→ Web page and app entries
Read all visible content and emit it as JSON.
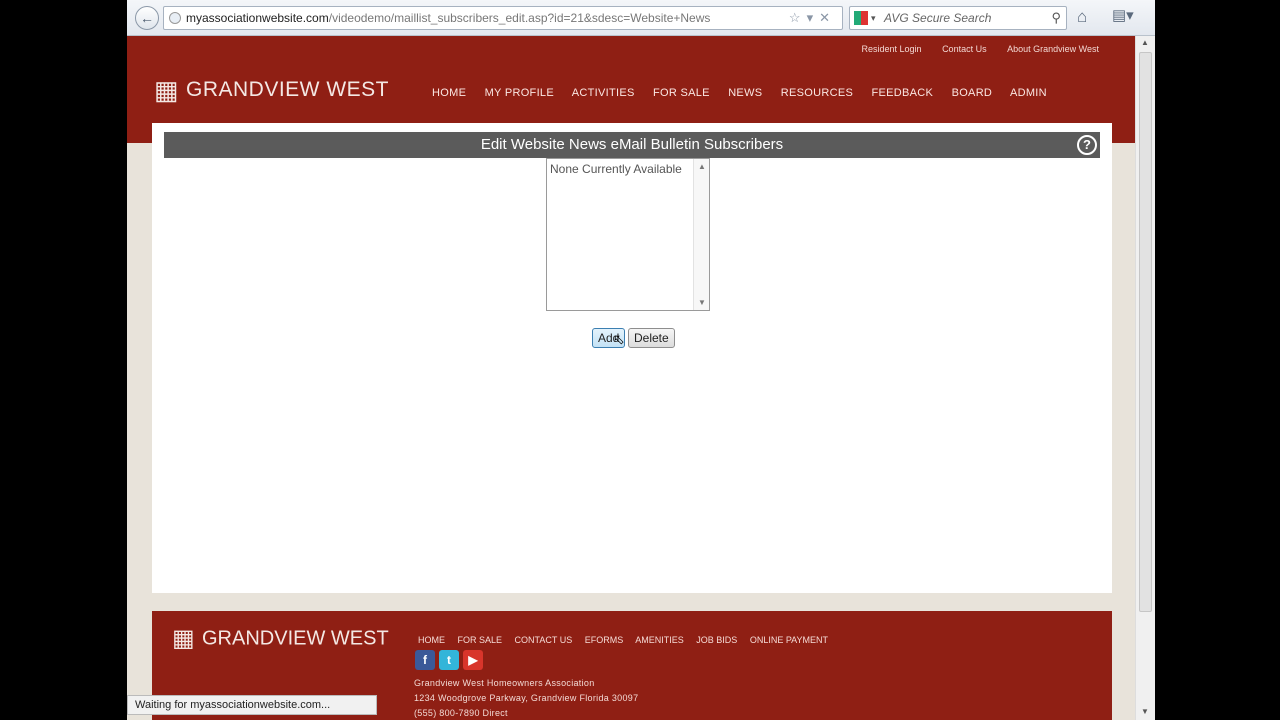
{
  "browser": {
    "url_host": "myassociationwebsite.com",
    "url_path": "/videodemo/maillist_subscribers_edit.asp?id=21&sdesc=Website+News",
    "search_placeholder": "AVG Secure Search",
    "status_text": "Waiting for myassociationwebsite.com..."
  },
  "header": {
    "utility_nav": [
      "Resident Login",
      "Contact Us",
      "About Grandview West"
    ],
    "logo_text": "GRANDVIEW WEST",
    "main_nav": [
      "HOME",
      "MY PROFILE",
      "ACTIVITIES",
      "FOR SALE",
      "NEWS",
      "RESOURCES",
      "FEEDBACK",
      "BOARD",
      "ADMIN"
    ]
  },
  "content": {
    "title": "Edit Website News eMail Bulletin Subscribers",
    "help_label": "?",
    "list_empty_text": "None Currently Available",
    "add_label": "Add",
    "delete_label": "Delete"
  },
  "footer": {
    "logo_text": "GRANDVIEW WEST",
    "nav": [
      "HOME",
      "FOR SALE",
      "CONTACT US",
      "EFORMS",
      "AMENITIES",
      "JOB BIDS",
      "ONLINE PAYMENT"
    ],
    "social": [
      "facebook",
      "twitter",
      "youtube"
    ],
    "address_lines": [
      "Grandview West Homeowners Association",
      "1234 Woodgrove Parkway, Grandview Florida 30097",
      "(555) 800-7890 Direct"
    ]
  },
  "colors": {
    "brand_red": "#8f1f14",
    "title_bar": "#5b5b5b",
    "page_bg": "#e8e3da"
  }
}
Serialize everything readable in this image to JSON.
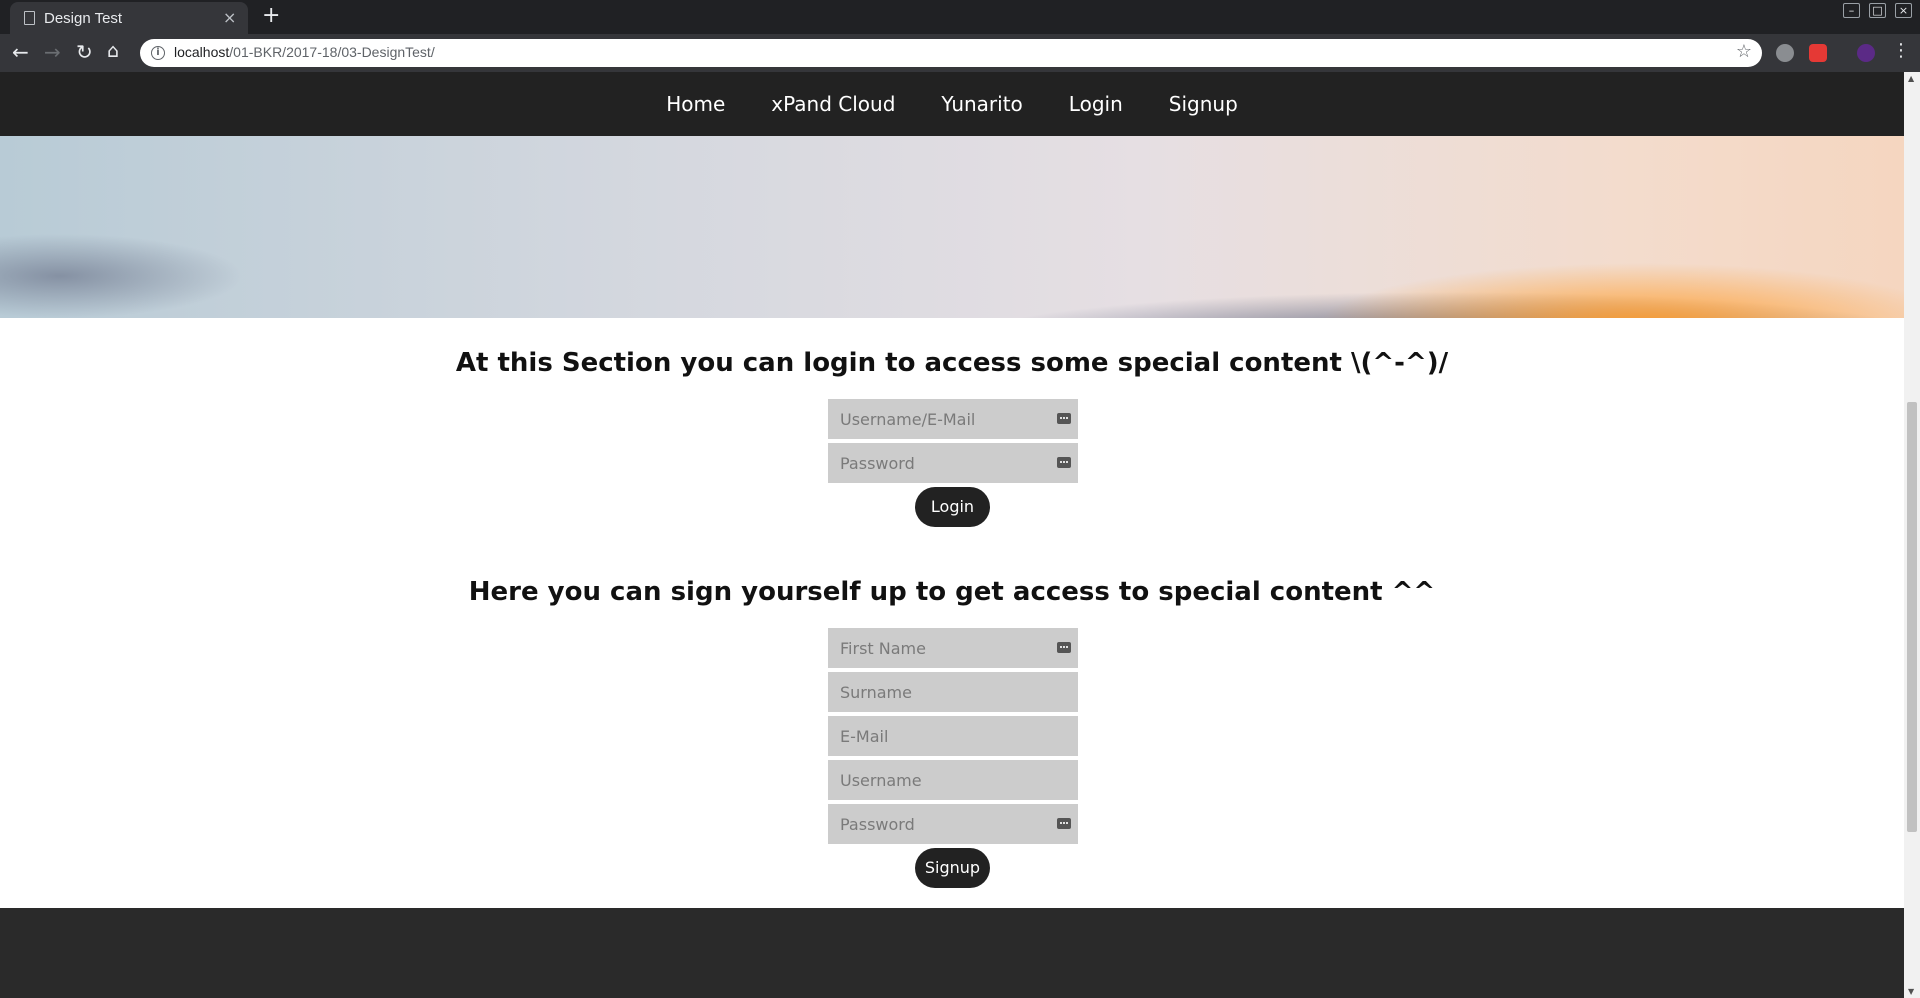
{
  "browser": {
    "tab_title": "Design Test",
    "tab_close": "×",
    "new_tab": "+",
    "url_host": "localhost",
    "url_path": "/01-BKR/2017-18/03-DesignTest/",
    "window_controls": [
      "–",
      "□",
      "×"
    ]
  },
  "nav": {
    "items": [
      {
        "label": "Home"
      },
      {
        "label": "xPand Cloud"
      },
      {
        "label": "Yunarito"
      },
      {
        "label": "Login"
      },
      {
        "label": "Signup"
      }
    ]
  },
  "login_section": {
    "heading": "At this Section you can login to access some special content \\(^-^)/",
    "username_placeholder": "Username/E-Mail",
    "password_placeholder": "Password",
    "button_label": "Login"
  },
  "signup_section": {
    "heading": "Here you can sign yourself up to get access to special content ^^",
    "first_name_placeholder": "First Name",
    "surname_placeholder": "Surname",
    "email_placeholder": "E-Mail",
    "username_placeholder": "Username",
    "password_placeholder": "Password",
    "button_label": "Signup"
  },
  "colors": {
    "nav_bg": "#222222",
    "field_bg": "#cccccc",
    "button_bg": "#222222",
    "footer_bg": "#2a2a2a"
  }
}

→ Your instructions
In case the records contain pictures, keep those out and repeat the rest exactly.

→ Answer to the problem
Read all visible content and emit it as JSON.
{
  "browser": {
    "url_host": "myassociationwebsite.com",
    "url_path": "/videodemo/maillist_subscribers_edit.asp?id=21&sdesc=Website+News",
    "search_placeholder": "AVG Secure Search",
    "status_text": "Waiting for myassociationwebsite.com..."
  },
  "header": {
    "utility_nav": [
      "Resident Login",
      "Contact Us",
      "About Grandview West"
    ],
    "logo_text": "GRANDVIEW WEST",
    "main_nav": [
      "HOME",
      "MY PROFILE",
      "ACTIVITIES",
      "FOR SALE",
      "NEWS",
      "RESOURCES",
      "FEEDBACK",
      "BOARD",
      "ADMIN"
    ]
  },
  "content": {
    "title": "Edit Website News eMail Bulletin Subscribers",
    "help_label": "?",
    "list_empty_text": "None Currently Available",
    "add_label": "Add",
    "delete_label": "Delete"
  },
  "footer": {
    "logo_text": "GRANDVIEW WEST",
    "nav": [
      "HOME",
      "FOR SALE",
      "CONTACT US",
      "EFORMS",
      "AMENITIES",
      "JOB BIDS",
      "ONLINE PAYMENT"
    ],
    "social": [
      "facebook",
      "twitter",
      "youtube"
    ],
    "address_lines": [
      "Grandview West Homeowners Association",
      "1234 Woodgrove Parkway, Grandview Florida 30097",
      "(555) 800-7890 Direct"
    ]
  },
  "colors": {
    "brand_red": "#8f1f14",
    "title_bar": "#5b5b5b",
    "page_bg": "#e8e3da"
  }
}
Serialize everything readable in this image to JSON.
{
  "browser": {
    "tab_title": "Design Test",
    "tab_close": "×",
    "new_tab": "+",
    "url_host": "localhost",
    "url_path": "/01-BKR/2017-18/03-DesignTest/",
    "window_controls": [
      "–",
      "□",
      "×"
    ]
  },
  "nav": {
    "items": [
      {
        "label": "Home"
      },
      {
        "label": "xPand Cloud"
      },
      {
        "label": "Yunarito"
      },
      {
        "label": "Login"
      },
      {
        "label": "Signup"
      }
    ]
  },
  "login_section": {
    "heading": "At this Section you can login to access some special content \\(^-^)/",
    "username_placeholder": "Username/E-Mail",
    "password_placeholder": "Password",
    "button_label": "Login"
  },
  "signup_section": {
    "heading": "Here you can sign yourself up to get access to special content ^^",
    "first_name_placeholder": "First Name",
    "surname_placeholder": "Surname",
    "email_placeholder": "E-Mail",
    "username_placeholder": "Username",
    "password_placeholder": "Password",
    "button_label": "Signup"
  },
  "colors": {
    "nav_bg": "#222222",
    "field_bg": "#cccccc",
    "button_bg": "#222222",
    "footer_bg": "#2a2a2a"
  }
}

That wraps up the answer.